The United States could be said to have a heart of flatness. What else is there in the southern Great Plains of Kansas, Nebraska, and Oklahoma besides a flatness bigger than France, bigger than Spain, nearly as big as two Germanys—almost a quarter million square miles of big, flat stability?
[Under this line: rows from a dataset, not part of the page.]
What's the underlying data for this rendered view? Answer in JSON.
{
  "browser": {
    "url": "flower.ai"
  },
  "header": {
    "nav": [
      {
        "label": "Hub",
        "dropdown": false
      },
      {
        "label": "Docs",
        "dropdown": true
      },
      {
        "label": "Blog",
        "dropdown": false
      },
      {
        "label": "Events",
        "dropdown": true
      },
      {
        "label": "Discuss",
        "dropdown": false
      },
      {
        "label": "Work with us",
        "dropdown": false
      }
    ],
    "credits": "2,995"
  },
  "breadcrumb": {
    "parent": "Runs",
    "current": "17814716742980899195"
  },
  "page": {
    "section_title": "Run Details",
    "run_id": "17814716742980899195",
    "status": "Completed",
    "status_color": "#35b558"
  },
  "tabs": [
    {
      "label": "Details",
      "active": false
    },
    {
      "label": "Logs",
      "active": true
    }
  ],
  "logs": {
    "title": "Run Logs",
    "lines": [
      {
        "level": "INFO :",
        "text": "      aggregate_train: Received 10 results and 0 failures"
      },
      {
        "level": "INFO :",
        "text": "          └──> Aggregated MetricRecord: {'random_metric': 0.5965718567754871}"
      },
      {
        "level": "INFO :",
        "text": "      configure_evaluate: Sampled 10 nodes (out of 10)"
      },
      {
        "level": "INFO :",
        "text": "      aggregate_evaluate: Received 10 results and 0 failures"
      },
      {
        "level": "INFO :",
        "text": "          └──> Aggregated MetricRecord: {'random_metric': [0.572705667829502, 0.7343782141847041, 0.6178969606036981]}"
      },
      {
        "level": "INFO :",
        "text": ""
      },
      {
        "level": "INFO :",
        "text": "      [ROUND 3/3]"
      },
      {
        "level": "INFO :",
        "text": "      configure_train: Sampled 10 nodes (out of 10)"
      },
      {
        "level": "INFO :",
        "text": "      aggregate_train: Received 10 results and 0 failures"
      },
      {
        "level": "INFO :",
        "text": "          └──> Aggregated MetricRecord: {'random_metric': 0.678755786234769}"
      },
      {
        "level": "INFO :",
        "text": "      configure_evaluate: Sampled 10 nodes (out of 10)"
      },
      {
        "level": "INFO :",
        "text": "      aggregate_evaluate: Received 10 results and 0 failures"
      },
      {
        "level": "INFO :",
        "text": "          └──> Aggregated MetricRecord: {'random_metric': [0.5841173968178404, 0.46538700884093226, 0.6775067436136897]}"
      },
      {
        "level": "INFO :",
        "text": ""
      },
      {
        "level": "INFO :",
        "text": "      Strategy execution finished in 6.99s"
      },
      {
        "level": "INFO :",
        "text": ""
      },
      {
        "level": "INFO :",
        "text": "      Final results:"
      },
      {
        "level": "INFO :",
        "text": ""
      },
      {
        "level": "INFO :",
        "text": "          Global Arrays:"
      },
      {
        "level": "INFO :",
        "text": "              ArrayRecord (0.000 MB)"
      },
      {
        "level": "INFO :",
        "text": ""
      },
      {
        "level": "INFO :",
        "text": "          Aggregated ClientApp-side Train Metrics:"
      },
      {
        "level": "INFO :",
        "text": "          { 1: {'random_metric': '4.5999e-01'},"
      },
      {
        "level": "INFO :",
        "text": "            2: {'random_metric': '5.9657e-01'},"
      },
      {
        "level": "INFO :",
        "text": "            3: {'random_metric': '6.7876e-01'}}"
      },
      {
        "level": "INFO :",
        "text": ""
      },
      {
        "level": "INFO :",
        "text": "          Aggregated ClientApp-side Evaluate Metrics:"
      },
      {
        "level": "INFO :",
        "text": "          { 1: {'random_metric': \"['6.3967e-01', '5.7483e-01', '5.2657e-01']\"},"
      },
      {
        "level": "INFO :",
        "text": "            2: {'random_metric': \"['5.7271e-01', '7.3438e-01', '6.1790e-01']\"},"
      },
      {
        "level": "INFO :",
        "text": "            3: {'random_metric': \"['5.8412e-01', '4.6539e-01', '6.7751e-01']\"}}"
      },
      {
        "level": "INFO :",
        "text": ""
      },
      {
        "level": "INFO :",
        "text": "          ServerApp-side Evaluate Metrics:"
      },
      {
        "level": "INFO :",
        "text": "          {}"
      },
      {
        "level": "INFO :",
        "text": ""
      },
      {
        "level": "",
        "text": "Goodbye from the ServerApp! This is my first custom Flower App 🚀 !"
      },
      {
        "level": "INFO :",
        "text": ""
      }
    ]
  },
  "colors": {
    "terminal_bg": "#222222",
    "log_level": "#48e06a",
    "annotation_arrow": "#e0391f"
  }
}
Actually, if you know how to look at it, there's a lot here besides the flatness. For one thing, there's plenty to eat. Ask knowledgeable chefs in the southern Great Plains, and they'll tell you about ramps growing wild; porcinis and meaty oyster mushrooms sprouting on logs; quail nesting in sand plum thickets heavy with sweet-tart fruit; wild peaches, passion fruit, and puckery aronia berries that get dried and ground for seasoning meat. Even the cattails conceal treasures; some Choctaw Indians have taught chefs how to knock the tiny seeds from ripe cattail heads to use for flour. Keep reading » Keep reading »